» SUPPLIED INFORMATION
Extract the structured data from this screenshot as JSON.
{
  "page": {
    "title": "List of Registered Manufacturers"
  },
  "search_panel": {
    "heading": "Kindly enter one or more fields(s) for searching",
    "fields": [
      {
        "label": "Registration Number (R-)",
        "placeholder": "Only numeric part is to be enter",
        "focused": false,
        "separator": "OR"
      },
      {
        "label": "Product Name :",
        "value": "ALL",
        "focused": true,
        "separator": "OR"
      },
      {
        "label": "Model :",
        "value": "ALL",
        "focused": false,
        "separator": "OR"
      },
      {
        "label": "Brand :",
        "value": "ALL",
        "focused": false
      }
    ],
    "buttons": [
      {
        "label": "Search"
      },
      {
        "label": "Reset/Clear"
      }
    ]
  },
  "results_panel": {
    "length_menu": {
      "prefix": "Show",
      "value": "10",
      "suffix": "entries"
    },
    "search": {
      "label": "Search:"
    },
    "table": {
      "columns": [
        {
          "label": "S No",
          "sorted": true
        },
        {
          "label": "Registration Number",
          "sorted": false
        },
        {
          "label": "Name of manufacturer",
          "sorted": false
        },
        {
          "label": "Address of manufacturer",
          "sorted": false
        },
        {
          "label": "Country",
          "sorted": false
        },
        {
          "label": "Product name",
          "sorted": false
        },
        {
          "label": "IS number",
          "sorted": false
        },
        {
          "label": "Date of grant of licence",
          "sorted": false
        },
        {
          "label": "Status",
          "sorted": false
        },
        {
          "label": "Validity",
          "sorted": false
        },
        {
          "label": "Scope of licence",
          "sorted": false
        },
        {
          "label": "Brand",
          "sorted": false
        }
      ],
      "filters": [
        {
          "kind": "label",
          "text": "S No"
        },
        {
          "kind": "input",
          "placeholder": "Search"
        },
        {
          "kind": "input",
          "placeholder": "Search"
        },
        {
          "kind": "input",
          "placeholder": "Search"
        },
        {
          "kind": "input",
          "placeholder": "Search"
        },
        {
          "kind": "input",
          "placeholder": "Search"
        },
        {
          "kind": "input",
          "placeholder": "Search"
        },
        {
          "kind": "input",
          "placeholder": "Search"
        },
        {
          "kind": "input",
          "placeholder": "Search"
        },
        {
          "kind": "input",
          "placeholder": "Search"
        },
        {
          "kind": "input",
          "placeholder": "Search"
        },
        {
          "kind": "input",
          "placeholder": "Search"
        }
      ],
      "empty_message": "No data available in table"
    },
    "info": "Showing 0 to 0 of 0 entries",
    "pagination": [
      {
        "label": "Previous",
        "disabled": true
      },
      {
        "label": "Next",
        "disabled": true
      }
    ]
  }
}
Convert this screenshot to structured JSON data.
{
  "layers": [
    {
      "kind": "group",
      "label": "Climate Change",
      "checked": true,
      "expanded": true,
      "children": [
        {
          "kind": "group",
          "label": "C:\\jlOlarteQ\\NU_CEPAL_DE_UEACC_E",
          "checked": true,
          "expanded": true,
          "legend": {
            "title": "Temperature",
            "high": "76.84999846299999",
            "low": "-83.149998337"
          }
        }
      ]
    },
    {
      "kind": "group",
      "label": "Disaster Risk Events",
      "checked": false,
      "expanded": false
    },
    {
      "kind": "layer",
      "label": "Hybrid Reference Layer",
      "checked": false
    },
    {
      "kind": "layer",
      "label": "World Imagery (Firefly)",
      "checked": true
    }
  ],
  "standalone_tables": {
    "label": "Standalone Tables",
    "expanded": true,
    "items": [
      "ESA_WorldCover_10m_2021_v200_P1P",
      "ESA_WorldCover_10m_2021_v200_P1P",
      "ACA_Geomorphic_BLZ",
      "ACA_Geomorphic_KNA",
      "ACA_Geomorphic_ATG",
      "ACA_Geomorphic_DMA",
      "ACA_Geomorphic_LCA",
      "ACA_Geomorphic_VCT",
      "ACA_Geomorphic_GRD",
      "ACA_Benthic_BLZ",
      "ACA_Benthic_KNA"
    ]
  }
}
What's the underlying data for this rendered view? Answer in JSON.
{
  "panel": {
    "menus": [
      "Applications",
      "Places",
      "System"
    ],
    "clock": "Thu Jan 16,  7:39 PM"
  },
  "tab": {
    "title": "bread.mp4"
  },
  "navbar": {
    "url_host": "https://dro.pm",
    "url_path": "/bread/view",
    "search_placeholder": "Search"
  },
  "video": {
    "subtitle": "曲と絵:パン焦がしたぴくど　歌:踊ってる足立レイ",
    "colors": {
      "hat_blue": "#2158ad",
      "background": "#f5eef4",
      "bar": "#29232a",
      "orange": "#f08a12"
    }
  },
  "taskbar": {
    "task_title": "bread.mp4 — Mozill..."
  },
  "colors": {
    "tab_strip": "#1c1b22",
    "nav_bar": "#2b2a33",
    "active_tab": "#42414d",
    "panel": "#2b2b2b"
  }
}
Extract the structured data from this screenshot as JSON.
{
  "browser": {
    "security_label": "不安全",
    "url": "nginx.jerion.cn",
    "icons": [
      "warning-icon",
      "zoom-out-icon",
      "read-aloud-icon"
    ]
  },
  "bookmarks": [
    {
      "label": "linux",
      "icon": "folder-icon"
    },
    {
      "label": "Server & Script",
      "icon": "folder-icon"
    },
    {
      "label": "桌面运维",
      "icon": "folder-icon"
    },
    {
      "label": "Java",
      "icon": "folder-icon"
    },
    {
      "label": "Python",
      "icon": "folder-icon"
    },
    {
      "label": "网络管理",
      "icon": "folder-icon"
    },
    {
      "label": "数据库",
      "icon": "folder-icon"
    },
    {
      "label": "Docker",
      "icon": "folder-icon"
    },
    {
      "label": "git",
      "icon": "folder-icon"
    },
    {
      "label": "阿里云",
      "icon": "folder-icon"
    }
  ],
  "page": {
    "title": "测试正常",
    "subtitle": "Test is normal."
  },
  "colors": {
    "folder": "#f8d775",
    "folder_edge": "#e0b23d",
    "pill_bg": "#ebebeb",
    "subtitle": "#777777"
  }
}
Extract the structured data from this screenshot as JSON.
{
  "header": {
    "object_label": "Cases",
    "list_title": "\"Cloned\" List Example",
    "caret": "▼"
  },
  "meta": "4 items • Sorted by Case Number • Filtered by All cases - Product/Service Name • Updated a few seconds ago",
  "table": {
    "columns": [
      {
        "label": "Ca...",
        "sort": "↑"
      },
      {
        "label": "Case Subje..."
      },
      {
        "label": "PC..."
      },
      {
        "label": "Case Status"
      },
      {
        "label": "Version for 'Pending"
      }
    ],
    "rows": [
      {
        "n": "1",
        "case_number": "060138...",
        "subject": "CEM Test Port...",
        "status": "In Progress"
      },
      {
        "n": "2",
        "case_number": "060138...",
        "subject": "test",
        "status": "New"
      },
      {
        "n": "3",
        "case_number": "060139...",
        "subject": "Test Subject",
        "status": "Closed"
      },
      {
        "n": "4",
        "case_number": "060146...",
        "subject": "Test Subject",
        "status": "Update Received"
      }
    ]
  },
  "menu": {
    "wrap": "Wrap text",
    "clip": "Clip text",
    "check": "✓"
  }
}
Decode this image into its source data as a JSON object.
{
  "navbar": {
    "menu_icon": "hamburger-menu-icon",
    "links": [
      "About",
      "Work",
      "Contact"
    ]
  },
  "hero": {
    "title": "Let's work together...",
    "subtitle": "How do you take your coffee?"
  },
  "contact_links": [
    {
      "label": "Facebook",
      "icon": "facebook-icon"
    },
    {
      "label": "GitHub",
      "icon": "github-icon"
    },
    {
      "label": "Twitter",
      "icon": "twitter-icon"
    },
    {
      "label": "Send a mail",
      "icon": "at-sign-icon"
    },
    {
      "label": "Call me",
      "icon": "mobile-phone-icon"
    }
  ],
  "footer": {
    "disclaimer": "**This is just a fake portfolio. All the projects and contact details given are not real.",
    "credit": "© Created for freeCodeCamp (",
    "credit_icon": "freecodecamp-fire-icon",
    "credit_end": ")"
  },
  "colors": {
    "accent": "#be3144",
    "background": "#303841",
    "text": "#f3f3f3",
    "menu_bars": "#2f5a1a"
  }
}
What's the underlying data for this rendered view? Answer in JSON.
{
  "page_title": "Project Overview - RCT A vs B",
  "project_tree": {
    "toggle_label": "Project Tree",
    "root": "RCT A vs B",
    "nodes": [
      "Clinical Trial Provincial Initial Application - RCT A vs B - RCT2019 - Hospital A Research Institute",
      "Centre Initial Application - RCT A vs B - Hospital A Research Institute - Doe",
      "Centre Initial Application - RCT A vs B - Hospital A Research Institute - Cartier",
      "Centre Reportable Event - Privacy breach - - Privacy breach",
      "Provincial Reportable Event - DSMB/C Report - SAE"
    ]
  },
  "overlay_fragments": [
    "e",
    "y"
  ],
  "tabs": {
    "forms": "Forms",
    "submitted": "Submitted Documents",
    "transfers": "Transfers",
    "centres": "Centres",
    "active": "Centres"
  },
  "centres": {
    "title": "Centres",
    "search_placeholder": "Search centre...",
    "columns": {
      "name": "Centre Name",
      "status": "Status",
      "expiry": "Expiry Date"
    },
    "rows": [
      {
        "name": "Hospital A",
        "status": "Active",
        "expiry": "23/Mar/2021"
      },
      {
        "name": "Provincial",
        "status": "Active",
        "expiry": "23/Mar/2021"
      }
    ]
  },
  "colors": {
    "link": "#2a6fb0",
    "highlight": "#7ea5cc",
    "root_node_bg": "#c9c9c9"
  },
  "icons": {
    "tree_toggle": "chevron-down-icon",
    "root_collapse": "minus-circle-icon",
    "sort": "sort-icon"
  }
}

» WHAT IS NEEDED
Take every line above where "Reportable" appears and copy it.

» EXERCISE ANSWER
      "Centre Reportable Event - Privacy breach - - Privacy breach",
      "Provincial Reportable Event - DSMB/C Report - SAE"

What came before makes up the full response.